▸ **Task description**: Extract every line below that contains the word "lightning".

::::

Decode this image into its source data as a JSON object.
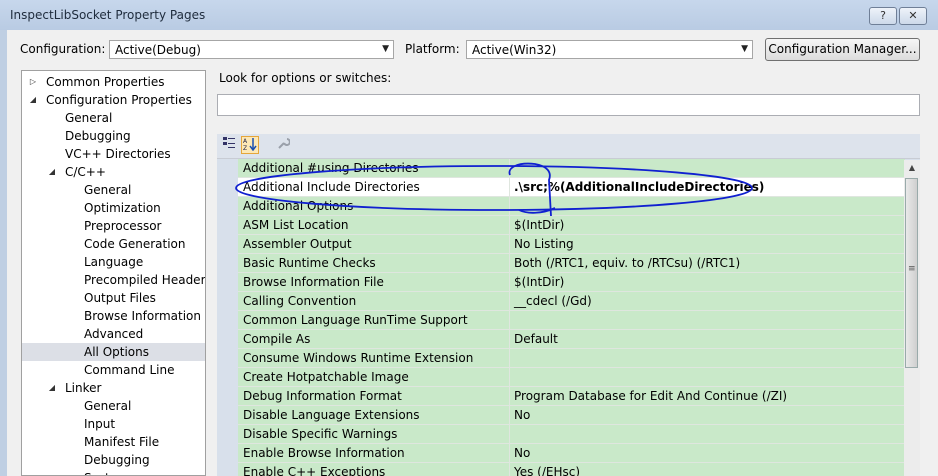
{
  "window": {
    "title": "InspectLibSocket Property Pages",
    "help_label": "?",
    "close_label": "✕"
  },
  "toolbar": {
    "configuration_label": "Configuration:",
    "configuration_value": "Active(Debug)",
    "platform_label": "Platform:",
    "platform_value": "Active(Win32)",
    "config_manager_label": "Configuration Manager..."
  },
  "tree": {
    "items": [
      {
        "label": "Common Properties",
        "expander": "▷"
      },
      {
        "label": "Configuration Properties",
        "expander": "◢"
      },
      {
        "label": "General"
      },
      {
        "label": "Debugging"
      },
      {
        "label": "VC++ Directories"
      },
      {
        "label": "C/C++",
        "expander": "◢"
      },
      {
        "label": "General"
      },
      {
        "label": "Optimization"
      },
      {
        "label": "Preprocessor"
      },
      {
        "label": "Code Generation"
      },
      {
        "label": "Language"
      },
      {
        "label": "Precompiled Headers"
      },
      {
        "label": "Output Files"
      },
      {
        "label": "Browse Information"
      },
      {
        "label": "Advanced"
      },
      {
        "label": "All Options",
        "selected": true
      },
      {
        "label": "Command Line"
      },
      {
        "label": "Linker",
        "expander": "◢"
      },
      {
        "label": "General"
      },
      {
        "label": "Input"
      },
      {
        "label": "Manifest File"
      },
      {
        "label": "Debugging"
      },
      {
        "label": "System"
      }
    ]
  },
  "search": {
    "label": "Look for options or switches:",
    "value": ""
  },
  "grid_toolbar": {
    "categorized_icon": "categorized-view-icon",
    "alphabetical_icon": "alphabetical-sort-icon",
    "property_pages_icon": "wrench-icon"
  },
  "grid": {
    "rows": [
      {
        "name": "Additional #using Directories",
        "value": ""
      },
      {
        "name": "Additional Include Directories",
        "value": ".\\src;%(AdditionalIncludeDirectories)",
        "selected": true
      },
      {
        "name": "Additional Options",
        "value": ""
      },
      {
        "name": "ASM List Location",
        "value": "$(IntDir)"
      },
      {
        "name": "Assembler Output",
        "value": "No Listing"
      },
      {
        "name": "Basic Runtime Checks",
        "value": "Both (/RTC1, equiv. to /RTCsu) (/RTC1)"
      },
      {
        "name": "Browse Information File",
        "value": "$(IntDir)"
      },
      {
        "name": "Calling Convention",
        "value": "__cdecl (/Gd)"
      },
      {
        "name": "Common Language RunTime Support",
        "value": ""
      },
      {
        "name": "Compile As",
        "value": "Default"
      },
      {
        "name": "Consume Windows Runtime Extension",
        "value": ""
      },
      {
        "name": "Create Hotpatchable Image",
        "value": ""
      },
      {
        "name": "Debug Information Format",
        "value": "Program Database for Edit And Continue (/ZI)"
      },
      {
        "name": "Disable Language Extensions",
        "value": "No"
      },
      {
        "name": "Disable Specific Warnings",
        "value": ""
      },
      {
        "name": "Enable Browse Information",
        "value": "No"
      },
      {
        "name": "Enable C++ Exceptions",
        "value": "Yes (/EHsc)"
      }
    ]
  },
  "colors": {
    "row_background": "#c9e9c9",
    "annotation": "#1020d0"
  }
}
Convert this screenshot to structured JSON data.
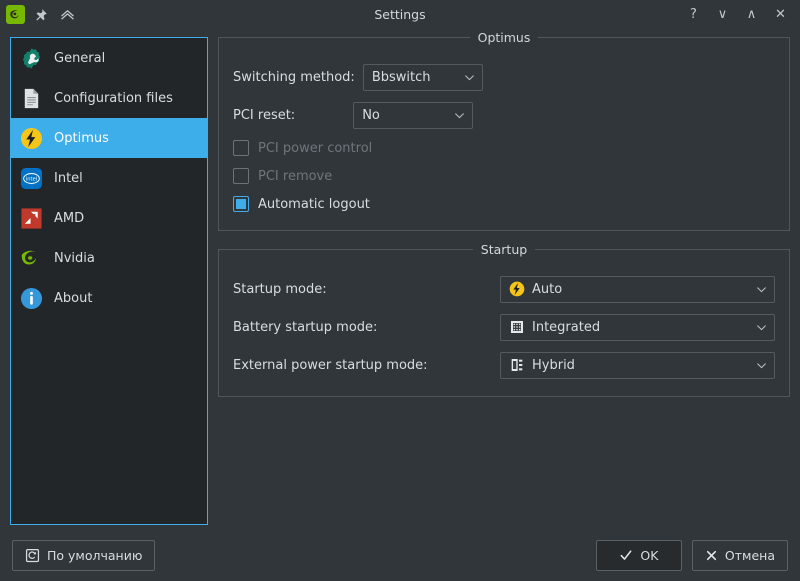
{
  "window": {
    "title": "Settings",
    "left_icons": [
      {
        "name": "app-icon",
        "label": "nvidia-app-icon"
      },
      {
        "name": "pin-icon",
        "label": "pin"
      },
      {
        "name": "shade-icon",
        "label": "collapse"
      }
    ],
    "controls": [
      {
        "name": "help-button",
        "glyph": "?"
      },
      {
        "name": "minimize-button",
        "glyph": "∨"
      },
      {
        "name": "maximize-button",
        "glyph": "∧"
      },
      {
        "name": "close-button",
        "glyph": "✕"
      }
    ]
  },
  "sidebar": {
    "items": [
      {
        "label": "General",
        "icon": "gear-wrench-icon",
        "selected": false
      },
      {
        "label": "Configuration files",
        "icon": "document-icon",
        "selected": false
      },
      {
        "label": "Optimus",
        "icon": "lightning-bolt-icon",
        "selected": true
      },
      {
        "label": "Intel",
        "icon": "intel-logo-icon",
        "selected": false
      },
      {
        "label": "AMD",
        "icon": "amd-logo-icon",
        "selected": false
      },
      {
        "label": "Nvidia",
        "icon": "nvidia-logo-icon",
        "selected": false
      },
      {
        "label": "About",
        "icon": "info-icon",
        "selected": false
      }
    ]
  },
  "optimus": {
    "title": "Optimus",
    "switching_method": {
      "label": "Switching method:",
      "value": "Bbswitch"
    },
    "pci_reset": {
      "label": "PCI reset:",
      "value": "No"
    },
    "checkboxes": [
      {
        "label": "PCI power control",
        "checked": false,
        "disabled": true
      },
      {
        "label": "PCI remove",
        "checked": false,
        "disabled": true
      },
      {
        "label": "Automatic logout",
        "checked": true,
        "disabled": false
      }
    ]
  },
  "startup": {
    "title": "Startup",
    "rows": [
      {
        "label": "Startup mode:",
        "value": "Auto",
        "icon": "lightning-bolt-icon"
      },
      {
        "label": "Battery startup mode:",
        "value": "Integrated",
        "icon": "integrated-chip-icon"
      },
      {
        "label": "External power startup mode:",
        "value": "Hybrid",
        "icon": "hybrid-chip-icon"
      }
    ]
  },
  "footer": {
    "defaults_label": "По умолчанию",
    "ok_label": "OK",
    "cancel_label": "Отмена"
  },
  "colors": {
    "accent": "#3daee9",
    "window_bg": "#31363b",
    "list_bg": "#232629",
    "text": "#d8dde1",
    "disabled_text": "#6f757a",
    "border": "#50565b"
  }
}
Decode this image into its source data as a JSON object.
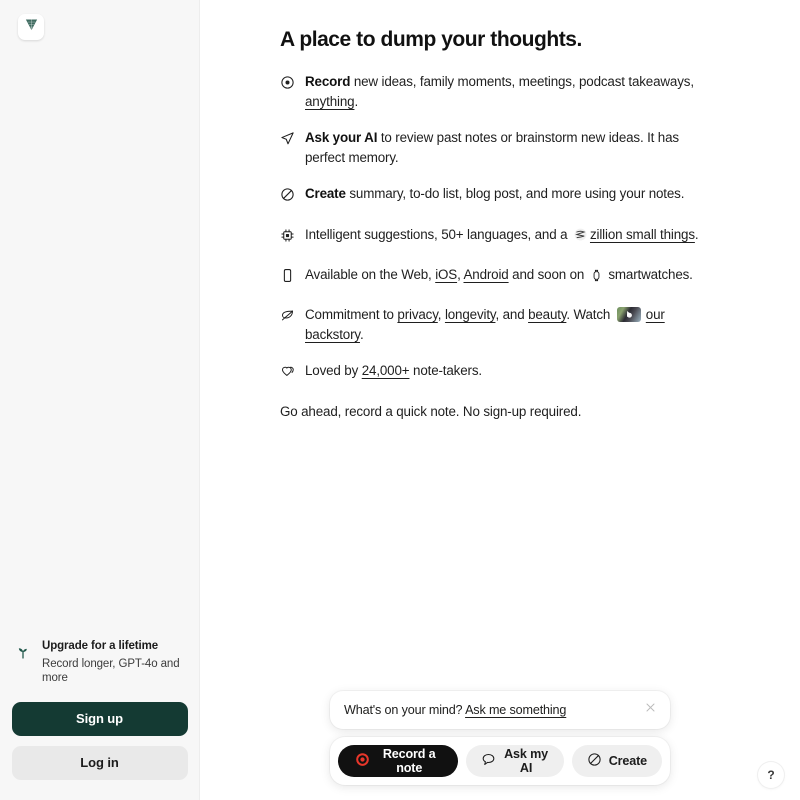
{
  "sidebar": {
    "logo_icon": "leaf-logo-icon",
    "upgrade": {
      "icon": "sprout-icon",
      "title": "Upgrade for a lifetime",
      "subtitle": "Record longer, GPT-4o and more"
    },
    "signup_label": "Sign up",
    "login_label": "Log in"
  },
  "main": {
    "headline": "A place to dump your thoughts.",
    "features": [
      {
        "icon": "record-dot-icon",
        "lead": "Record",
        "body_before": " new ideas, family moments, meetings, podcast takeaways, ",
        "link": "anything",
        "body_after": "."
      },
      {
        "icon": "paper-plane-icon",
        "lead": "Ask your AI",
        "body_before": " to review past notes or brainstorm new ideas. It has perfect memory.",
        "link": "",
        "body_after": ""
      },
      {
        "icon": "magic-wand-circle-icon",
        "lead": "Create",
        "body_before": " summary, to-do list, blog post, and more using your notes.",
        "link": "",
        "body_after": ""
      },
      {
        "icon": "cpu-chip-icon",
        "lead": "",
        "body_before": "Intelligent suggestions, 50+ languages, and a ",
        "emoji": "sphere-icon",
        "link": "zillion small things",
        "body_after": "."
      },
      {
        "icon": "mobile-phone-icon",
        "lead": "",
        "body_before": "Available on the Web, ",
        "link": "iOS",
        "link2": "Android",
        "mid": ", ",
        "body_mid": " and soon on ",
        "emoji": "smartwatch-icon",
        "body_after": " smartwatches."
      },
      {
        "icon": "leaf-icon",
        "lead": "",
        "body_before": "Commitment to ",
        "link": "privacy",
        "link2": "longevity",
        "link3": "beauty",
        "link4": "our backstory",
        "mid": ", ",
        "mid2": ", and ",
        "body_mid": ". Watch ",
        "thumbnail": "video-thumbnail",
        "body_after": "."
      },
      {
        "icon": "heart-icon",
        "lead": "",
        "body_before": "Loved by ",
        "link": "24,000+",
        "body_after": " note-takers."
      }
    ],
    "closing": "Go ahead, record a quick note. No sign-up required."
  },
  "dock": {
    "ask_bar": {
      "prompt": "What's on your mind? ",
      "link": "Ask me something",
      "close_icon": "close-icon"
    },
    "actions": [
      {
        "icon": "record-red-dot-icon",
        "label": "Record a note",
        "style": "dark"
      },
      {
        "icon": "speech-bubble-icon",
        "label": "Ask my AI",
        "style": "light"
      },
      {
        "icon": "magic-wand-circle-icon",
        "label": "Create",
        "style": "light"
      }
    ]
  },
  "help": {
    "label": "?"
  },
  "colors": {
    "sidebar_bg": "#f7f7f7",
    "primary_green": "#143a33",
    "record_red": "#e8362a",
    "dark_pill": "#111111",
    "light_pill": "#efefef"
  }
}
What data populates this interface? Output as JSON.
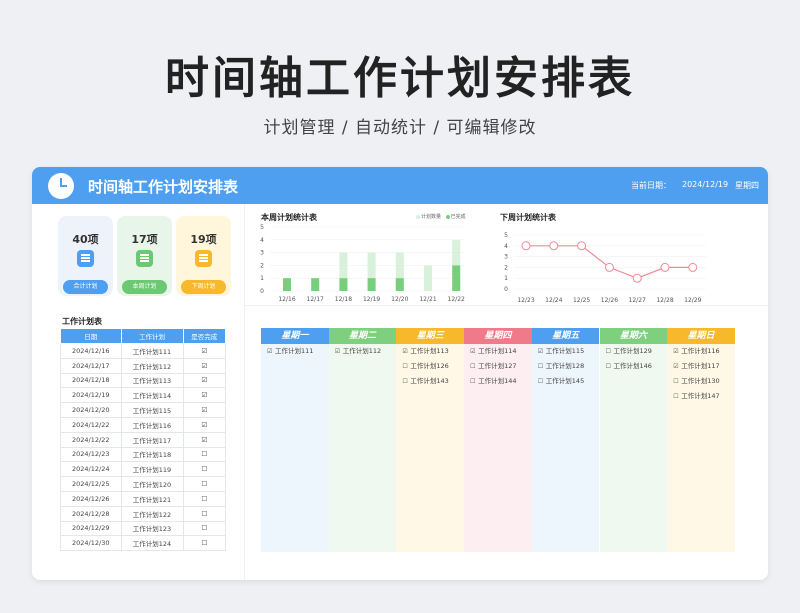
{
  "hero": {
    "title": "时间轴工作计划安排表",
    "subtitle": "计划管理 / 自动统计 / 可编辑修改"
  },
  "header": {
    "title": "时间轴工作计划安排表",
    "date_label": "当前日期：",
    "date_value": "2024/12/19",
    "weekday": "星期四"
  },
  "stats": [
    {
      "value": "40项",
      "label": "合计计划",
      "bg": "#eef2fb",
      "accent": "#4e9ff0"
    },
    {
      "value": "17项",
      "label": "本周计划",
      "bg": "#e8f6ea",
      "accent": "#6cc872"
    },
    {
      "value": "19项",
      "label": "下周计划",
      "bg": "#fff6dc",
      "accent": "#f7b82b"
    }
  ],
  "charts": {
    "this_week_title": "本周计划统计表",
    "next_week_title": "下周计划统计表",
    "legend": {
      "total": "计划数量",
      "done": "已完成"
    }
  },
  "chart_data": [
    {
      "type": "bar",
      "title": "本周计划统计表",
      "categories": [
        "12/16",
        "12/17",
        "12/18",
        "12/19",
        "12/20",
        "12/21",
        "12/22"
      ],
      "series": [
        {
          "name": "计划数量",
          "values": [
            1,
            1,
            3,
            3,
            3,
            2,
            4
          ]
        },
        {
          "name": "已完成",
          "values": [
            1,
            1,
            1,
            1,
            1,
            0,
            2
          ]
        }
      ],
      "ylim": [
        0,
        5
      ],
      "yticks": [
        0,
        1,
        2,
        3,
        4,
        5
      ],
      "colors": {
        "total": "#d9f0da",
        "done": "#77cf7c"
      }
    },
    {
      "type": "line",
      "title": "下周计划统计表",
      "categories": [
        "12/23",
        "12/24",
        "12/25",
        "12/26",
        "12/27",
        "12/28",
        "12/29"
      ],
      "values": [
        4,
        4,
        4,
        2,
        1,
        2,
        2
      ],
      "ylim": [
        0,
        5
      ],
      "yticks": [
        0,
        1,
        2,
        3,
        4,
        5
      ],
      "color": "#f08a96"
    }
  ],
  "plan_table": {
    "title": "工作计划表",
    "columns": [
      "日期",
      "工作计划",
      "是否完成"
    ],
    "rows": [
      [
        "2024/12/16",
        "工作计划111",
        "☑"
      ],
      [
        "2024/12/17",
        "工作计划112",
        "☑"
      ],
      [
        "2024/12/18",
        "工作计划113",
        "☑"
      ],
      [
        "2024/12/19",
        "工作计划114",
        "☑"
      ],
      [
        "2024/12/20",
        "工作计划115",
        "☑"
      ],
      [
        "2024/12/22",
        "工作计划116",
        "☑"
      ],
      [
        "2024/12/22",
        "工作计划117",
        "☑"
      ],
      [
        "2024/12/23",
        "工作计划118",
        "☐"
      ],
      [
        "2024/12/24",
        "工作计划119",
        "☐"
      ],
      [
        "2024/12/25",
        "工作计划120",
        "☐"
      ],
      [
        "2024/12/26",
        "工作计划121",
        "☐"
      ],
      [
        "2024/12/28",
        "工作计划122",
        "☐"
      ],
      [
        "2024/12/29",
        "工作计划123",
        "☐"
      ],
      [
        "2024/12/30",
        "工作计划124",
        "☐"
      ]
    ]
  },
  "week_board": [
    {
      "day": "星期一",
      "color": "#4e9ff0",
      "tint": "#edf5fd",
      "tasks": [
        [
          "☑",
          "工作计划111"
        ]
      ]
    },
    {
      "day": "星期二",
      "color": "#7ed07f",
      "tint": "#eff9ef",
      "tasks": [
        [
          "☑",
          "工作计划112"
        ]
      ]
    },
    {
      "day": "星期三",
      "color": "#f7b82b",
      "tint": "#fff8e6",
      "tasks": [
        [
          "☑",
          "工作计划113"
        ],
        [
          "☐",
          "工作计划126"
        ],
        [
          "☐",
          "工作计划143"
        ]
      ]
    },
    {
      "day": "星期四",
      "color": "#f17a8a",
      "tint": "#fdeff1",
      "tasks": [
        [
          "☑",
          "工作计划114"
        ],
        [
          "☐",
          "工作计划127"
        ],
        [
          "☐",
          "工作计划144"
        ]
      ]
    },
    {
      "day": "星期五",
      "color": "#4e9ff0",
      "tint": "#edf5fd",
      "tasks": [
        [
          "☑",
          "工作计划115"
        ],
        [
          "☐",
          "工作计划128"
        ],
        [
          "☐",
          "工作计划145"
        ]
      ]
    },
    {
      "day": "星期六",
      "color": "#7ed07f",
      "tint": "#eff9ef",
      "tasks": [
        [
          "☐",
          "工作计划129"
        ],
        [
          "☐",
          "工作计划146"
        ]
      ]
    },
    {
      "day": "星期日",
      "color": "#f7b82b",
      "tint": "#fff8e6",
      "tasks": [
        [
          "☑",
          "工作计划116"
        ],
        [
          "☑",
          "工作计划117"
        ],
        [
          "☐",
          "工作计划130"
        ],
        [
          "☐",
          "工作计划147"
        ]
      ]
    }
  ]
}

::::

▸ **Task answer**:
        "icon": "lightning-bolt-icon",
        "icon": "lightning-bolt-icon"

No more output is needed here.